The research study group has developed 2 models of possible mortality danger; the very first is based on patient information at the time of admission and their historic and group medical conditions, while the second is based upon information tape-recorded at the end of the very first hospitalization day using demographics, recognized conditions, medications and treatments.
Jackie Drees –
Thursday, September 3rd, 2020
Stillwater-based OSUs Center for Health Systems Innovation researchers have analyzed information from more than 18,000 clients who were hospitalized with the virus from the Cerner COVID-19 data cohort, which is a collection of de-identified and HIPAA-compliant digital health records contributed to CHSI.
© Copyright ASC COMMUNICATIONS 2020. Interested in LINKING to or REPRINTING this content?
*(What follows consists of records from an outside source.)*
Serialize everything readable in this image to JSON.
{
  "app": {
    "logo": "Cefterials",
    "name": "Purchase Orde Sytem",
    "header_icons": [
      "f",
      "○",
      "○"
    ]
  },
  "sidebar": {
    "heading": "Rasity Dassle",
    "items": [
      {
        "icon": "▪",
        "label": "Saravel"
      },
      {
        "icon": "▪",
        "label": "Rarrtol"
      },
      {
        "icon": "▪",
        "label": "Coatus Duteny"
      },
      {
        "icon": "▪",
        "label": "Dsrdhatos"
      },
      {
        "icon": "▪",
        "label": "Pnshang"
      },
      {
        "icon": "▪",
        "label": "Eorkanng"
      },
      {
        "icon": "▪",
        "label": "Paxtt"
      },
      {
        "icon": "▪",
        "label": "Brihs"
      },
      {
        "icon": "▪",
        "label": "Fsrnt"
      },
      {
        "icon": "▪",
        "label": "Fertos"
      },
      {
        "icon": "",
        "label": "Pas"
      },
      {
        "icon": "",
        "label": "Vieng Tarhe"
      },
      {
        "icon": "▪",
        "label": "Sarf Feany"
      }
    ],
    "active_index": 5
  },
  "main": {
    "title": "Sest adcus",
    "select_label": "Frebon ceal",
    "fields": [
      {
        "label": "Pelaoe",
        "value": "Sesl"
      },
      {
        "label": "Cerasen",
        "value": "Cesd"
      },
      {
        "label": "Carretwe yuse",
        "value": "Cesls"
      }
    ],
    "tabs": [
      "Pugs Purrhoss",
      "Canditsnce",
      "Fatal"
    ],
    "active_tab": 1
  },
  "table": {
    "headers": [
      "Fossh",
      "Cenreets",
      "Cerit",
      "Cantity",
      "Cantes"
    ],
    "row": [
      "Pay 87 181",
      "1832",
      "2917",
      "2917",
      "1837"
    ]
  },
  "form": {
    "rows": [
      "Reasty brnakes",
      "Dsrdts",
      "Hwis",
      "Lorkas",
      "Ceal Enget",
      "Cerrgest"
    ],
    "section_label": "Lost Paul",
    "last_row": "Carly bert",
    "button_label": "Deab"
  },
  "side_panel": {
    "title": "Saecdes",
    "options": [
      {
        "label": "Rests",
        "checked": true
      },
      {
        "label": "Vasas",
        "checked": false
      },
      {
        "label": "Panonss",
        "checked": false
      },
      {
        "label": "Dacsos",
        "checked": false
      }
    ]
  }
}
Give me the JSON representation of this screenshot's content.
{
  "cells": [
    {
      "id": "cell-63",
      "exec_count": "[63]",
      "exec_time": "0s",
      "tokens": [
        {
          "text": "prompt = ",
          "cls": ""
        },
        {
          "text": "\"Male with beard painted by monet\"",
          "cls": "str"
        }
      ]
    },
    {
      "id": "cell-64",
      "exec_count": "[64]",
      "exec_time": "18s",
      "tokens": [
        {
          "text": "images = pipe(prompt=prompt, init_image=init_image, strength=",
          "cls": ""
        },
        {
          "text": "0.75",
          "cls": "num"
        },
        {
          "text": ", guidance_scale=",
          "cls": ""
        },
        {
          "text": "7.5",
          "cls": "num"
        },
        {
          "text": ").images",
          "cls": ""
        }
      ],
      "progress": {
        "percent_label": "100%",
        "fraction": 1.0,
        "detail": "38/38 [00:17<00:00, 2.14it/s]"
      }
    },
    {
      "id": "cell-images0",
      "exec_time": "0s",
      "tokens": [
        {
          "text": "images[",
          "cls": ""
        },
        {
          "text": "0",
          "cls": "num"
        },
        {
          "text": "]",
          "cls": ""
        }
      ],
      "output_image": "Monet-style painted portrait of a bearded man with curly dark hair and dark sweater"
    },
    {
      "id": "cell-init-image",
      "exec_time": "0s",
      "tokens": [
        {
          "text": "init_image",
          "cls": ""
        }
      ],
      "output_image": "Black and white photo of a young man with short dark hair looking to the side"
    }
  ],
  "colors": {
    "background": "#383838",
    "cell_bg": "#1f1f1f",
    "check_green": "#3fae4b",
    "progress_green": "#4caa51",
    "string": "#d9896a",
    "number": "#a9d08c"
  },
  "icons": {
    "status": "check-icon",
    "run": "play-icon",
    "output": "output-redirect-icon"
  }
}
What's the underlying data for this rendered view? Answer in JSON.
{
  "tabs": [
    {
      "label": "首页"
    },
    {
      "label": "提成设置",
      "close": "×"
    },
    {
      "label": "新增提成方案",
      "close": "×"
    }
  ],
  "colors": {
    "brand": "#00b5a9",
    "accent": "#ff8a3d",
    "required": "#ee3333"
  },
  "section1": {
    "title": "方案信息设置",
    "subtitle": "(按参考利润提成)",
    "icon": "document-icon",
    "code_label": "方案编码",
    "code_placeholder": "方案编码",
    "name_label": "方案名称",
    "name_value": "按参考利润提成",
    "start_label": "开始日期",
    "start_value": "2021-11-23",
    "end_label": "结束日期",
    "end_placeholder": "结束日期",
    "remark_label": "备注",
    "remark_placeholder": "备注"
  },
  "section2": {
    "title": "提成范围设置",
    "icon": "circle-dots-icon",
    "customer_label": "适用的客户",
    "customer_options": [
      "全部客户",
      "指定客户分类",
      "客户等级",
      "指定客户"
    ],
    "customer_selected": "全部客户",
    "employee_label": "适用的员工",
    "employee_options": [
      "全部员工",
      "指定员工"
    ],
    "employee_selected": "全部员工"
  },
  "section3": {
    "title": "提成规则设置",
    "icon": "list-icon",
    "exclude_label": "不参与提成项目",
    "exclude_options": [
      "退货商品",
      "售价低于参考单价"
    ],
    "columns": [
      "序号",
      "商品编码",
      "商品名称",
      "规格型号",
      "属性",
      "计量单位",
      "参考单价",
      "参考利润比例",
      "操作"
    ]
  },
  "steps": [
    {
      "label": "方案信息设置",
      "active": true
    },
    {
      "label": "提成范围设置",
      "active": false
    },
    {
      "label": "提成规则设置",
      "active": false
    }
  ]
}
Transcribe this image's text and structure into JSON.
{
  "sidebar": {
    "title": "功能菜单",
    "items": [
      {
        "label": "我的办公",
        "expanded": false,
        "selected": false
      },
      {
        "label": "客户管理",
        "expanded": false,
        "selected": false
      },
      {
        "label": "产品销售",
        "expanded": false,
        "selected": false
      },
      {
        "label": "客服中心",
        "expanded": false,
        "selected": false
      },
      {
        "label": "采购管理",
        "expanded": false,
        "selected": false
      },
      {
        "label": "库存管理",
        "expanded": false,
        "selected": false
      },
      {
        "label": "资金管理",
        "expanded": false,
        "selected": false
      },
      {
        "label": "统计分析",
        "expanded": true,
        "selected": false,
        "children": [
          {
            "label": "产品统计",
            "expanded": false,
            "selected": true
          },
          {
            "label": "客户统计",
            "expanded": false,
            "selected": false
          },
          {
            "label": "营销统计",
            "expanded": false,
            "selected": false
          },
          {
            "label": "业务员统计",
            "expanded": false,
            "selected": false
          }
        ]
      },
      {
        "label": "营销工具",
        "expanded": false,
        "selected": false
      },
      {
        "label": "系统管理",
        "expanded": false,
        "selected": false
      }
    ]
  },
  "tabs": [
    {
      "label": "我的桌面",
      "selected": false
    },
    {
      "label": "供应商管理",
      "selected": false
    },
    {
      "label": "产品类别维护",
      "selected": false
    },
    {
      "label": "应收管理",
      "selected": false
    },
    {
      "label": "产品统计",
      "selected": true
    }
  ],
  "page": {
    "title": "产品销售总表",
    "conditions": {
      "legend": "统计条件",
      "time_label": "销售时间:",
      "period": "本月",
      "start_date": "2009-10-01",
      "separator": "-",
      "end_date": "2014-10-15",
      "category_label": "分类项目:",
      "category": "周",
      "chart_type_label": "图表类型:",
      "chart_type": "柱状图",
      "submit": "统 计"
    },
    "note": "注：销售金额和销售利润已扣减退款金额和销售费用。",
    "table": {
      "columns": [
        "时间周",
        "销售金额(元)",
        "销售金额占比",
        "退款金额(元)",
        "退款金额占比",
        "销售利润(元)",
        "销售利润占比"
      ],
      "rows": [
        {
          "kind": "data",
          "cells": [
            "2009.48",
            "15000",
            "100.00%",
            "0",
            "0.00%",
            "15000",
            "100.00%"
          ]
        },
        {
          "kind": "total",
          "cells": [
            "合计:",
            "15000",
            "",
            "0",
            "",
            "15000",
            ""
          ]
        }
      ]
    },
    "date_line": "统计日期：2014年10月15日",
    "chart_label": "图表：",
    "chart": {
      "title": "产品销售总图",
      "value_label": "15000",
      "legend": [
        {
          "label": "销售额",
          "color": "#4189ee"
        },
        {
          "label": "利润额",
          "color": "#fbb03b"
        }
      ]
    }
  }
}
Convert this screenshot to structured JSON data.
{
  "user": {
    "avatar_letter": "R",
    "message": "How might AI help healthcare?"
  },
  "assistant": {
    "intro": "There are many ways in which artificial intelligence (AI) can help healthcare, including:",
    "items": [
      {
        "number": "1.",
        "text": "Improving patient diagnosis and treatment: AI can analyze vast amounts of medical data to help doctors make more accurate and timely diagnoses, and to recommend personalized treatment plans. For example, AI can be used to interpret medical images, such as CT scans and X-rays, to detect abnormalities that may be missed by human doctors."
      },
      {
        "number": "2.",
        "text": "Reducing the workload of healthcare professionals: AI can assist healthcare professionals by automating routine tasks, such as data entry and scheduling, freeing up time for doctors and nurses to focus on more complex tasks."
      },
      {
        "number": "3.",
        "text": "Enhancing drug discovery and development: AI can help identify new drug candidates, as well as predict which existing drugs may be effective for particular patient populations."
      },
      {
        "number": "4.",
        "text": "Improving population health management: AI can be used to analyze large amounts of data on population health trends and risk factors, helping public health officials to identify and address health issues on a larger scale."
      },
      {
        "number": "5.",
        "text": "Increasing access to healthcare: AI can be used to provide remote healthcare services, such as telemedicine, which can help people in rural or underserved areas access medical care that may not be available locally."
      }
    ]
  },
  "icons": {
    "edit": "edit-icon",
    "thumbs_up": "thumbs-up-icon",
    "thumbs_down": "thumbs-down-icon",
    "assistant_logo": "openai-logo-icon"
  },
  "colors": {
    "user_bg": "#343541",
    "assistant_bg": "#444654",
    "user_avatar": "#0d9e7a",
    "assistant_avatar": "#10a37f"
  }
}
View our policies by clicking here.
More short articles on data analytics: Social media posts misinterpreting CDC information go viral: 4 things to knowGoogle releases COVID-19 search term data for 400 signs– will it work better than its influenza tracker?Facebook, Carnegie Mellon, U of Maryland group up on COVID-19 symptom data difficulty.
” The models recognized a similar set of medical conditions suggested by the Centers for Disease Control and Prevention as the important threat aspects for death, such as history of diabetes, breathing disorders and high blood pressure, and onset of breathing or kidney failures, however we also discovered some distinct ones,” said Zhuqi Miao, PhD, CHSIs health information science program supervisor, according to the Sept. 2 report.
Oklahoma State University Center for Health Systems Innovation is using countless de-identified client records from Cerner to develop predictive models of possible COVID-19 mortality threat, according to local Fox affiliate KOKH.